It all started when ethnic group called Turkic Sakha, more commonly known as Yakuts, started relocating to this area from other parts of Syberia in the 13th century. As the Mongolian military power kept on increasing, people did not have a choice but to move – their safety was at risk. As there were indigenous Siberians in the area already, the new arrivals – Yakuts – quickly started integrating into the local culture and population which always eases the process of adaptation for any new comer. The coldest city on earth – Yakutsk – was official founded in 1632 and initially served a purpose of a fort (when Russians started conquering Siberia many protective forts were built in the area, commonly referred to as ostrogs. A lot of these ostrogs were later turned into big Siberian cities. Unfortunately, a few centuries later this word obtained a very negative association: due to Siberia being the most popular destination for criminals to serve their sentence in 18th, 19th and 20th century the meaning ostrog “changed” from fort to prison).
Yakutsk struggled to grow until 1880s. Then it all changed due to a discovery of massive mines of many precious minerals and most importantly – gold. The resources of these findings were so big that it started a rapid growth of the city, particularly under the ruling of Stalin.

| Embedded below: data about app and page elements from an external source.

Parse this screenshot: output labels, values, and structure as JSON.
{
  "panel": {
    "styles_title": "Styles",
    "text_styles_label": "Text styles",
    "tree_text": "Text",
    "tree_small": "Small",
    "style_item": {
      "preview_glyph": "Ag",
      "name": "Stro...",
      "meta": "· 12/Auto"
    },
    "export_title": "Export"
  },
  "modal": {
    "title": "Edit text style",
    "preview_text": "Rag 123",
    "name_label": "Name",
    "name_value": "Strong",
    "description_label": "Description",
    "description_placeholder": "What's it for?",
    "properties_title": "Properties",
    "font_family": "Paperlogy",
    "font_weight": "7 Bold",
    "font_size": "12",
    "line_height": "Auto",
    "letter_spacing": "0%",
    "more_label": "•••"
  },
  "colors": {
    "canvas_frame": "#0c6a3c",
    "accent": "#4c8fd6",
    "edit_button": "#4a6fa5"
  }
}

The city is constantly growing and the main reason behind that is its continuous natural resources: diamonds, gold, oil, are just a few. Including the suburbs, Yakutsk now has almost 300,000 inhabitants, which is approximately one third of the Sakha Republic otherwise known as Yakutia.
The growth of the coldest city on earth has lead to many major developments: many new modern buildings were built in the recent decades including shopping centres, banks, universities, hospitals and many more. Because of Yakutsk’s climate, which I will cover in a minute, the main challenge it has is the limitations when it comes to getting there. As river transport can only be used very briefly during milder months of the year, roads and rail road tracks are constantly covered in thick layers of snow, the only reliable way to travel is air travel. Even though a new airport terminal has been opened recently, struggle remains, due to the cost of this mean of transportation.
Climate & temperatures
Yakutsk has been internationally recognised as the coldest city on earth for years – due to the extreme subarctic climate the average temperature according to Wikipedia in January is −38.6 °C (−37.5 °F). But this is not so bad compared to the lowest one ever recorded: −64.4 °C (−83.9 °F) (!) . If you would throw a bucket of boiling water from your balcony in this temperature it would not reach the ground – it would turn into steam in a second and evaporate.
Nonetheless, it is not always so unbelievably freezing – average temperature in July is +19.5 °C (67.1 °F) which is perfect for many agricultural and industrial activities that many residents in Yakutsk cannot undertake during winter.
If you would like to find out more about visiting Yakutsk here’s a link to the tourist information website. Also, do not forget to book a hotel in advance by clicking here. Special offers are available now starting at only €12 per night.
To see what the temperature in the coldest city on earth is at this particular moment click here.
Did you know that there is an underground city beneath Seattle? Have a look at our article – Seattle Underground City – World beneath the streets.